(Problem details) Please copy the listing that follows exactly, leaving out any pictures.

(Data for this task)
- - - - -

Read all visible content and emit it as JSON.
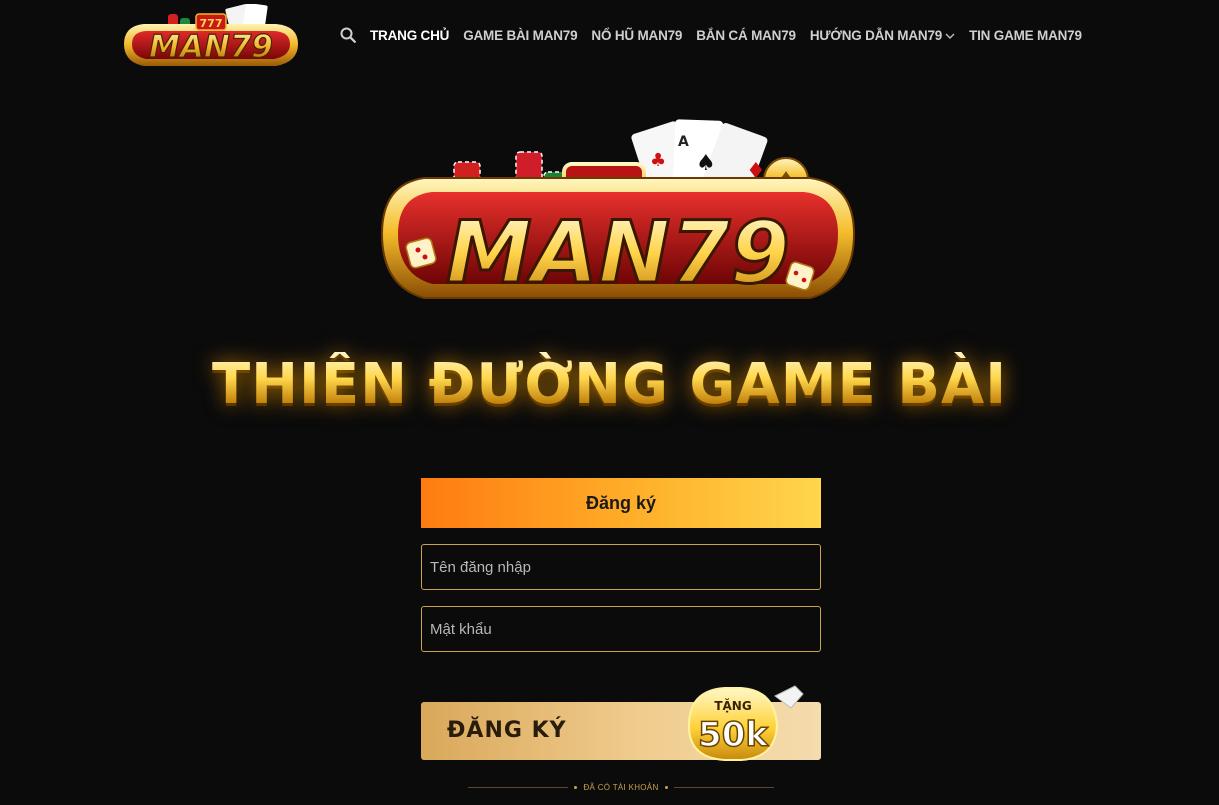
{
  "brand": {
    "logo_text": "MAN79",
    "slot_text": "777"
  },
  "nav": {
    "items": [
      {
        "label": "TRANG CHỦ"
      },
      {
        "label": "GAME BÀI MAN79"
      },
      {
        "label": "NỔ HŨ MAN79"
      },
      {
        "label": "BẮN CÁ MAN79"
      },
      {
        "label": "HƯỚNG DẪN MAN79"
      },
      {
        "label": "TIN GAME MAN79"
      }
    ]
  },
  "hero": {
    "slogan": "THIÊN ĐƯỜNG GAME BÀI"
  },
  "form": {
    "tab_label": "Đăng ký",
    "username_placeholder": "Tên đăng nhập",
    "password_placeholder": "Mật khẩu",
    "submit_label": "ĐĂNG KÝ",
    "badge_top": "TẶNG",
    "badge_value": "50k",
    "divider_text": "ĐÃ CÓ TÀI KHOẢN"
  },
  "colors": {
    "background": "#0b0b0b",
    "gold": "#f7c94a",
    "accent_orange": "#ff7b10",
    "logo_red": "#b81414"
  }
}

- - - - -

(Output of the exercise)
Read all visible content and emit it as JSON.
{
  "brand": {
    "logo_text": "MAN79",
    "slot_text": "777"
  },
  "nav": {
    "items": [
      {
        "label": "TRANG CHỦ"
      },
      {
        "label": "GAME BÀI MAN79"
      },
      {
        "label": "NỔ HŨ MAN79"
      },
      {
        "label": "BẮN CÁ MAN79"
      },
      {
        "label": "HƯỚNG DẪN MAN79"
      },
      {
        "label": "TIN GAME MAN79"
      }
    ]
  },
  "hero": {
    "slogan": "THIÊN ĐƯỜNG GAME BÀI"
  },
  "form": {
    "tab_label": "Đăng ký",
    "username_placeholder": "Tên đăng nhập",
    "password_placeholder": "Mật khẩu",
    "submit_label": "ĐĂNG KÝ",
    "badge_top": "TẶNG",
    "badge_value": "50k",
    "divider_text": "ĐÃ CÓ TÀI KHOẢN"
  },
  "colors": {
    "background": "#0b0b0b",
    "gold": "#f7c94a",
    "accent_orange": "#ff7b10",
    "logo_red": "#b81414"
  }
}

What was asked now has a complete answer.